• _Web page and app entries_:

┌────────

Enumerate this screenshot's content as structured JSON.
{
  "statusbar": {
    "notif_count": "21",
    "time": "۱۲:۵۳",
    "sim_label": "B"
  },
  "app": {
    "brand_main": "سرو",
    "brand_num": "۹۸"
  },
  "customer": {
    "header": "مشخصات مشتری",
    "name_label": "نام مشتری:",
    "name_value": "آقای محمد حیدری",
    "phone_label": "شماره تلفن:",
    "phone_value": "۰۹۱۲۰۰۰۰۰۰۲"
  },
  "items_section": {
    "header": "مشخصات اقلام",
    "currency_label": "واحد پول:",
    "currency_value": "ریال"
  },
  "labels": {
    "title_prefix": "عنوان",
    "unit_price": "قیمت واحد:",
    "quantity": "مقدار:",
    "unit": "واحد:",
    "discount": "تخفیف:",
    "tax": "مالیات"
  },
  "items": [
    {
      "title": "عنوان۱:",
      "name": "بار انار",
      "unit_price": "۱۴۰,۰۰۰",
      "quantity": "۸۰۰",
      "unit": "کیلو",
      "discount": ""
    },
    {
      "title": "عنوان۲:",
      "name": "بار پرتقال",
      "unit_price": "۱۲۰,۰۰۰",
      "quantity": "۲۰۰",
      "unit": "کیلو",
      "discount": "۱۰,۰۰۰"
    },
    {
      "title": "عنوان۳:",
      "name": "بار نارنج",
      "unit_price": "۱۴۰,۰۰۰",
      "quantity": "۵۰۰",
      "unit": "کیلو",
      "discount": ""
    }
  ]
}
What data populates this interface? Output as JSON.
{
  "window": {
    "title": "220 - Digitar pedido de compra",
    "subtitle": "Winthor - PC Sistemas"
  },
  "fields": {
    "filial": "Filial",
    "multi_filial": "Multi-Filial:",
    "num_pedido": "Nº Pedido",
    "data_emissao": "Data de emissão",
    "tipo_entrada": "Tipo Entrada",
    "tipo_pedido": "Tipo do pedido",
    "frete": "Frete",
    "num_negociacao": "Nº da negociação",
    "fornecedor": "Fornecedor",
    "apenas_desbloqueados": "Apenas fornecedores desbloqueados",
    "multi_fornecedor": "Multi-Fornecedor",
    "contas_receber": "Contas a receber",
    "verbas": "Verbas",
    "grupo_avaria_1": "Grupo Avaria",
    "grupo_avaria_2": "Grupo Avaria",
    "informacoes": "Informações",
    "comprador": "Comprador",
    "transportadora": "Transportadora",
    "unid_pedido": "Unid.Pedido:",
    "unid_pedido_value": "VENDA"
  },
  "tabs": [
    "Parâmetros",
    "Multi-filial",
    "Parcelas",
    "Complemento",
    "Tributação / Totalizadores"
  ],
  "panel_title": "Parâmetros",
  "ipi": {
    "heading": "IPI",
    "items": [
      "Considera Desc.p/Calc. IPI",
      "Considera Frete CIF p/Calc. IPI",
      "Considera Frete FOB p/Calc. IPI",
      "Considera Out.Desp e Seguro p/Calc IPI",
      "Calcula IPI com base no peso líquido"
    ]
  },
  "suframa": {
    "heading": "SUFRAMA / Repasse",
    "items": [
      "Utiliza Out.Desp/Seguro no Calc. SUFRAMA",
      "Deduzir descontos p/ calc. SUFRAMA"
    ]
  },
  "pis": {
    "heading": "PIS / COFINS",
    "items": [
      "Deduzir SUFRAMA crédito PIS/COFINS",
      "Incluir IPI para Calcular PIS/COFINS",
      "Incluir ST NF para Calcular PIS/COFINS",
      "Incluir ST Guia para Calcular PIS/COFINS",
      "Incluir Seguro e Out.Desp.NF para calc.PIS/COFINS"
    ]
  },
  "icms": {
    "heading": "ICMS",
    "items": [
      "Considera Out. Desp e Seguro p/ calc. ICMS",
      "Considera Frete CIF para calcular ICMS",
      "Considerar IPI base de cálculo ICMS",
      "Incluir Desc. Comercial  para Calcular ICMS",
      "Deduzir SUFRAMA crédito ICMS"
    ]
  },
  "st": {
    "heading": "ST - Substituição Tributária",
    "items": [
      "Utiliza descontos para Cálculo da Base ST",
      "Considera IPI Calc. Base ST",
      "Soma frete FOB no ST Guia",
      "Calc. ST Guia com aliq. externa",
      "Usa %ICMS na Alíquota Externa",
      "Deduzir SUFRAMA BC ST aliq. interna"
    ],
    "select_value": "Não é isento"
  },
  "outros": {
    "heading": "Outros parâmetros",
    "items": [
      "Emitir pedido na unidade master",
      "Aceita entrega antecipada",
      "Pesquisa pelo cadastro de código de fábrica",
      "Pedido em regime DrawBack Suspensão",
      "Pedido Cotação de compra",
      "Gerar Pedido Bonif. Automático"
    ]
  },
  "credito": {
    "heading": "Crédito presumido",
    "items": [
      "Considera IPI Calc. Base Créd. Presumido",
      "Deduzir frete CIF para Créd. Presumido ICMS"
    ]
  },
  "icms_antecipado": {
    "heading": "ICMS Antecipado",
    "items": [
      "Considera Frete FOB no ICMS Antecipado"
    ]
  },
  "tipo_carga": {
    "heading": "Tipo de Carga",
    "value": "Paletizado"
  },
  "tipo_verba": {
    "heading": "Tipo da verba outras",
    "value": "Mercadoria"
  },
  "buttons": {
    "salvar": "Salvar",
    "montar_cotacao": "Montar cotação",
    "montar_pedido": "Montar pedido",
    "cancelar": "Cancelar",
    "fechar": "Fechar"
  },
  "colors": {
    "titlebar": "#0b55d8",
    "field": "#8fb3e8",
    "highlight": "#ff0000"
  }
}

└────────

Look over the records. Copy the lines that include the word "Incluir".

• _Answer_:
      "Incluir IPI para Calcular PIS/COFINS",
      "Incluir ST NF para Calcular PIS/COFINS",
      "Incluir ST Guia para Calcular PIS/COFINS",
      "Incluir Seguro e Out.Desp.NF para calc.PIS/COFINS"
      "Incluir Desc. Comercial  para Calcular ICMS",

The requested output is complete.